What you will do.
Each record that follows must be given again without alteration.

#####

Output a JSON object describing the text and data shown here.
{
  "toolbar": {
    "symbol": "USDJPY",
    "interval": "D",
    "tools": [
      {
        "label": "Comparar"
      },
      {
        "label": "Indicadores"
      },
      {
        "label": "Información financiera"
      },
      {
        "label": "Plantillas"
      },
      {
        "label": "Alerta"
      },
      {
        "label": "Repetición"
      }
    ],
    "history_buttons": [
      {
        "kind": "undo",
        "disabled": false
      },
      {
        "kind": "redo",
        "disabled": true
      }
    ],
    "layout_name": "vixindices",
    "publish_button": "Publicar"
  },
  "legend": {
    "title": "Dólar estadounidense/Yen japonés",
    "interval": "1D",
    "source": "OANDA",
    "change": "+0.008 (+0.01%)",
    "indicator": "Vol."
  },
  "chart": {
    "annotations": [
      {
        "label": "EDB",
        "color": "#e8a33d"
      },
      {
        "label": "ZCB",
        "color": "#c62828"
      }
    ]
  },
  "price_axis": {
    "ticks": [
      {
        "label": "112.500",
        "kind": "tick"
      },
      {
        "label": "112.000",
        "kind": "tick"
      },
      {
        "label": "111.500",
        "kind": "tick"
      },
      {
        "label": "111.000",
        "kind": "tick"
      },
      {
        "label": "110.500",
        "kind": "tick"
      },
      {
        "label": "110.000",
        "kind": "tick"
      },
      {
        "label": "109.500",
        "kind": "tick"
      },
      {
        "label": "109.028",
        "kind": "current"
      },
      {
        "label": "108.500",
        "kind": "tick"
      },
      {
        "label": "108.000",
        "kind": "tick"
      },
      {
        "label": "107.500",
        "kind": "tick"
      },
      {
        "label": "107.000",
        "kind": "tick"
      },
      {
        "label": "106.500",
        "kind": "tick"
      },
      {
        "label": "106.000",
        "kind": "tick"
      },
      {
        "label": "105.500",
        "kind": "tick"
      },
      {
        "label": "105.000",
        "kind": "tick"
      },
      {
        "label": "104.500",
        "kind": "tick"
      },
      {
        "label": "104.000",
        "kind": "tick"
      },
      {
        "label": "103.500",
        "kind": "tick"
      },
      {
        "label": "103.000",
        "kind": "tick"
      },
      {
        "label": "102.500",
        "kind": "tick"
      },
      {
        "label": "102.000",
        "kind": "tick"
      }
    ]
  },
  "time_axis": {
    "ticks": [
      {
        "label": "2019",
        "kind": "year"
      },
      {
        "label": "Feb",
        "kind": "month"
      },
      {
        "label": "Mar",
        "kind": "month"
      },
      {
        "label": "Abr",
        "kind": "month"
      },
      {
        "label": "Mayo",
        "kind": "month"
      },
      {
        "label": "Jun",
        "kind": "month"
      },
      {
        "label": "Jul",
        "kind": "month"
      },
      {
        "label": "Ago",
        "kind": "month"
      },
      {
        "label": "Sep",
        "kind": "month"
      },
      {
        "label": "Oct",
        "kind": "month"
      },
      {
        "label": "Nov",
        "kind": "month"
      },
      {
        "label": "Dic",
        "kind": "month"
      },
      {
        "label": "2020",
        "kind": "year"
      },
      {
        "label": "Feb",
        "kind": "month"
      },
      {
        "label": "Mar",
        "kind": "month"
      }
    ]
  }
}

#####

Result below.
Output a JSON object describing the text and data shown here.
{
  "toolbar": {
    "symbol": "USDJPY",
    "interval": "D",
    "tools": [
      {
        "label": "Comparar"
      },
      {
        "label": "Indicadores"
      },
      {
        "label": "Información financiera"
      },
      {
        "label": "Plantillas"
      },
      {
        "label": "Alerta"
      },
      {
        "label": "Repetición"
      }
    ],
    "history_buttons": [
      {
        "kind": "undo",
        "disabled": false
      },
      {
        "kind": "redo",
        "disabled": true
      }
    ],
    "layout_name": "vixindices",
    "publish_button": "Publicar"
  },
  "legend": {
    "title": "Dólar estadounidense/Yen japonés",
    "interval": "1D",
    "source": "OANDA",
    "change": "+0.008 (+0.01%)",
    "indicator": "Vol."
  },
  "chart": {
    "annotations": [
      {
        "label": "EDB",
        "color": "#e8a33d"
      },
      {
        "label": "ZCB",
        "color": "#c62828"
      }
    ]
  },
  "price_axis": {
    "ticks": [
      {
        "label": "112.500",
        "kind": "tick"
      },
      {
        "label": "112.000",
        "kind": "tick"
      },
      {
        "label": "111.500",
        "kind": "tick"
      },
      {
        "label": "111.000",
        "kind": "tick"
      },
      {
        "label": "110.500",
        "kind": "tick"
      },
      {
        "label": "110.000",
        "kind": "tick"
      },
      {
        "label": "109.500",
        "kind": "tick"
      },
      {
        "label": "109.028",
        "kind": "current"
      },
      {
        "label": "108.500",
        "kind": "tick"
      },
      {
        "label": "108.000",
        "kind": "tick"
      },
      {
        "label": "107.500",
        "kind": "tick"
      },
      {
        "label": "107.000",
        "kind": "tick"
      },
      {
        "label": "106.500",
        "kind": "tick"
      },
      {
        "label": "106.000",
        "kind": "tick"
      },
      {
        "label": "105.500",
        "kind": "tick"
      },
      {
        "label": "105.000",
        "kind": "tick"
      },
      {
        "label": "104.500",
        "kind": "tick"
      },
      {
        "label": "104.000",
        "kind": "tick"
      },
      {
        "label": "103.500",
        "kind": "tick"
      },
      {
        "label": "103.000",
        "kind": "tick"
      },
      {
        "label": "102.500",
        "kind": "tick"
      },
      {
        "label": "102.000",
        "kind": "tick"
      }
    ]
  },
  "time_axis": {
    "ticks": [
      {
        "label": "2019",
        "kind": "year"
      },
      {
        "label": "Feb",
        "kind": "month"
      },
      {
        "label": "Mar",
        "kind": "month"
      },
      {
        "label": "Abr",
        "kind": "month"
      },
      {
        "label": "Mayo",
        "kind": "month"
      },
      {
        "label": "Jun",
        "kind": "month"
      },
      {
        "label": "Jul",
        "kind": "month"
      },
      {
        "label": "Ago",
        "kind": "month"
      },
      {
        "label": "Sep",
        "kind": "month"
      },
      {
        "label": "Oct",
        "kind": "month"
      },
      {
        "label": "Nov",
        "kind": "month"
      },
      {
        "label": "Dic",
        "kind": "month"
      },
      {
        "label": "2020",
        "kind": "year"
      },
      {
        "label": "Feb",
        "kind": "month"
      },
      {
        "label": "Mar",
        "kind": "month"
      }
    ]
  }
}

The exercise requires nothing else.